The day that Salman Rushdie was stabbed in Chautauqua, in upstate New York, an openDemocracy piece on India-Pakistan at 75 quoted the novelist.
“The growing likeness,” between India and Pakistan, the piece said, “has struck others, not least Salman Rushdie, whose acclaimed allegorical novel ‘Midnight’s Children’ (1981) centred on India and Pakistan’s inextricably linked fates. At a seminar at Brown University in the US last November, Rushdie noted that in these past seven decades, neither country had fared well.
“I used to think that India had got things right to a degree that Pakistan had not,” said Rushdie. “I find it hard to believe that any more – not because of the improvement of Pakistan, but because of the deterioration of India.”
Mr Rushdie features in almost every story about India. Pakistan, not so much.
One might wonder why. After all, though Mr Rushdie was born in Bombay to parents of Kashmiri ethnicity, after school in England, he went to his immigrant parental home in Pakistan. The senior Rushdies had migrated to the new Muslim homeland.
But in the stories he tells, Mr Rushdie doesn’t seem to appreciate Pakistan that much. It is India that he is fascinated with, it is India that’s in his bones.
As Mr Rushdie wrote in 2021, on the 40th anniversary of his Booker-winning novel ‘Midnight’s Children’: it’s basically a history book “looking for an answer to the great question history asks us, what is the relationship between society and the individual, between the macrocosm and the microcosm? To put it another way: do we make history, or does it make (or unmake) us? Are we the masters or victims of our times?”

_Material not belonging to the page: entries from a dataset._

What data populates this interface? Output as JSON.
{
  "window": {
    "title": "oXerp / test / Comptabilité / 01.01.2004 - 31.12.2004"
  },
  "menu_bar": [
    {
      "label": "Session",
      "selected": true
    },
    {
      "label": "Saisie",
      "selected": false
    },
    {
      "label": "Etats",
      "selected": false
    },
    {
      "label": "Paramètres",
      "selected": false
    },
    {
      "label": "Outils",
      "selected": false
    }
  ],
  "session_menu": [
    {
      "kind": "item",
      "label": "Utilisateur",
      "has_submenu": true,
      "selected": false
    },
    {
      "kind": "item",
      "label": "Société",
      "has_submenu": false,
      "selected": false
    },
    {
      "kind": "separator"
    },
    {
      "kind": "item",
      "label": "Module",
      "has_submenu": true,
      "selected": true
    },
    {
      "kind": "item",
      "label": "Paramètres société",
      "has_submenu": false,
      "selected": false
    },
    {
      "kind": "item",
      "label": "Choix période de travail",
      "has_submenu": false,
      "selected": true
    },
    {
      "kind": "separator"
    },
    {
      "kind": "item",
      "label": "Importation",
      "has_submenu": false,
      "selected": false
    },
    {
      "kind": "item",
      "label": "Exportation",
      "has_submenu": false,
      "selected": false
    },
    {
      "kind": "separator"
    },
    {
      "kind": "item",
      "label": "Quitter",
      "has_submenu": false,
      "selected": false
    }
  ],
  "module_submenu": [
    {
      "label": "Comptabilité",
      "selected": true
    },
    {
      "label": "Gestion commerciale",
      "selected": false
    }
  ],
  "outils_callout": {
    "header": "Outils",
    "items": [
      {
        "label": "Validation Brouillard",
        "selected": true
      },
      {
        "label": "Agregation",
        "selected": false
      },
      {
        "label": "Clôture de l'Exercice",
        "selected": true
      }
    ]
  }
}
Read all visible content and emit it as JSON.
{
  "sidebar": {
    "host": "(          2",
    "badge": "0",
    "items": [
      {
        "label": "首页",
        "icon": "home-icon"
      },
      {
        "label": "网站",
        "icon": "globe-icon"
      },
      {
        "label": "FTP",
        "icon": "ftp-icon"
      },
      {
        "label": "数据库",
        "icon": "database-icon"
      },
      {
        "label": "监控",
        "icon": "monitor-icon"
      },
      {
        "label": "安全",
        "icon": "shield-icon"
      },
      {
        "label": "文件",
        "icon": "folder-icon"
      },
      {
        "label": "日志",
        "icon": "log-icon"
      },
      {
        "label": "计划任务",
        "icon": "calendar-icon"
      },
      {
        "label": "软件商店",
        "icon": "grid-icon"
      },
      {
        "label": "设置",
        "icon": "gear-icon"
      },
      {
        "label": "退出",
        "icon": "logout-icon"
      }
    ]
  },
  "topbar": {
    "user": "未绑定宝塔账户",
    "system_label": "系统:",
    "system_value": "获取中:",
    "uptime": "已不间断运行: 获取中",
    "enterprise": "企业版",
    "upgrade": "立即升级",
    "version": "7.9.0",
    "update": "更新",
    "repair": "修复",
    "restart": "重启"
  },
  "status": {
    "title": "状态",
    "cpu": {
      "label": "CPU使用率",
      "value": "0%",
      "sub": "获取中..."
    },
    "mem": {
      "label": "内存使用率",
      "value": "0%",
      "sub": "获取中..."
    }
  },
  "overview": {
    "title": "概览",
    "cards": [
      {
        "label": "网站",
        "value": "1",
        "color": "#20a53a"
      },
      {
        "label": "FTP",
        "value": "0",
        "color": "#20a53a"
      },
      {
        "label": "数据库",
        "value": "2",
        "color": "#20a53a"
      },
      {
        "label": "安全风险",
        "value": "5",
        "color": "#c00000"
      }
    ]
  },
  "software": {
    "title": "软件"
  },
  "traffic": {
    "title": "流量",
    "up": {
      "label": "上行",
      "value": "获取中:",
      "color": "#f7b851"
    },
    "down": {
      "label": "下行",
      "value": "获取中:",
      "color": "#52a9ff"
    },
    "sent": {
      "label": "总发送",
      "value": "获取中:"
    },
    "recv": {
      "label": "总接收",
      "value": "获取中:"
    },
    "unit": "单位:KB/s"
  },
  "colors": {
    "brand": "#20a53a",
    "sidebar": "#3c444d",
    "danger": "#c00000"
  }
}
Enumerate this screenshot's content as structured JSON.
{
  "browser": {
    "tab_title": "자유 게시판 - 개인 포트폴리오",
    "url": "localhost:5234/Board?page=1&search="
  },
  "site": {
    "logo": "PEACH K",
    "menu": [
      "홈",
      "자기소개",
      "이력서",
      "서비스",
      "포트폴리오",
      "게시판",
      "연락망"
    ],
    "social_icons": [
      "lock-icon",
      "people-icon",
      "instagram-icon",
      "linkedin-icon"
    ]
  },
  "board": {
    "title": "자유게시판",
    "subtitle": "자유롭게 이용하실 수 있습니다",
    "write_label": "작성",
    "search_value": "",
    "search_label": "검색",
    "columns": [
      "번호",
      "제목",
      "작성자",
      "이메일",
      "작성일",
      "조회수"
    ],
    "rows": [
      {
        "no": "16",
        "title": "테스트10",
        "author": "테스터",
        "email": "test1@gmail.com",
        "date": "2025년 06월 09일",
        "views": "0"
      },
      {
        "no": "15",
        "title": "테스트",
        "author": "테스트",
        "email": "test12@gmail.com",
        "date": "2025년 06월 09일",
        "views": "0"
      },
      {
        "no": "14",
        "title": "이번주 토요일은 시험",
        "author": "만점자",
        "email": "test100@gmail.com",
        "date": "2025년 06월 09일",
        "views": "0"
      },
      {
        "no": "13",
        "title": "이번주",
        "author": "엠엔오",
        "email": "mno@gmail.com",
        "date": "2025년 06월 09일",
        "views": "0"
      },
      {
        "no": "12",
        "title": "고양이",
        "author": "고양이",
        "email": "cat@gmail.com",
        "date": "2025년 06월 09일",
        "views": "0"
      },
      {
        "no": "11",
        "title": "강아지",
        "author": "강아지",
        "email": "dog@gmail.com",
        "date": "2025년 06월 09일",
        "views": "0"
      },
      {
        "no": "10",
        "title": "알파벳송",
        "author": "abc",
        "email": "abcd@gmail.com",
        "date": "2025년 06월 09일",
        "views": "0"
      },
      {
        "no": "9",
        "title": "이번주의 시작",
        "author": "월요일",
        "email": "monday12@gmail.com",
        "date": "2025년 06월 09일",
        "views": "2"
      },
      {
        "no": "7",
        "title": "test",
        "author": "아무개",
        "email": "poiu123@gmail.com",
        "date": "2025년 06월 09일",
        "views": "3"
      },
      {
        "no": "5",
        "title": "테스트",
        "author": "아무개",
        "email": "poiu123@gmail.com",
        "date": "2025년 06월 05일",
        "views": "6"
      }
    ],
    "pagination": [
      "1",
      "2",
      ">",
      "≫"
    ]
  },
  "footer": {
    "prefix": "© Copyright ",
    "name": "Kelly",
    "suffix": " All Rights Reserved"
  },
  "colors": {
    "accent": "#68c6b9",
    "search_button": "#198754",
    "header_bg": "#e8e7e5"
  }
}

One might ask the same question today as Mr Rushdie struggles to overcome the vicious attack on him in upstate New York. As the storyteller goes through the latest chapter in the gripping plotline that is his life, is he the master or victim of our times?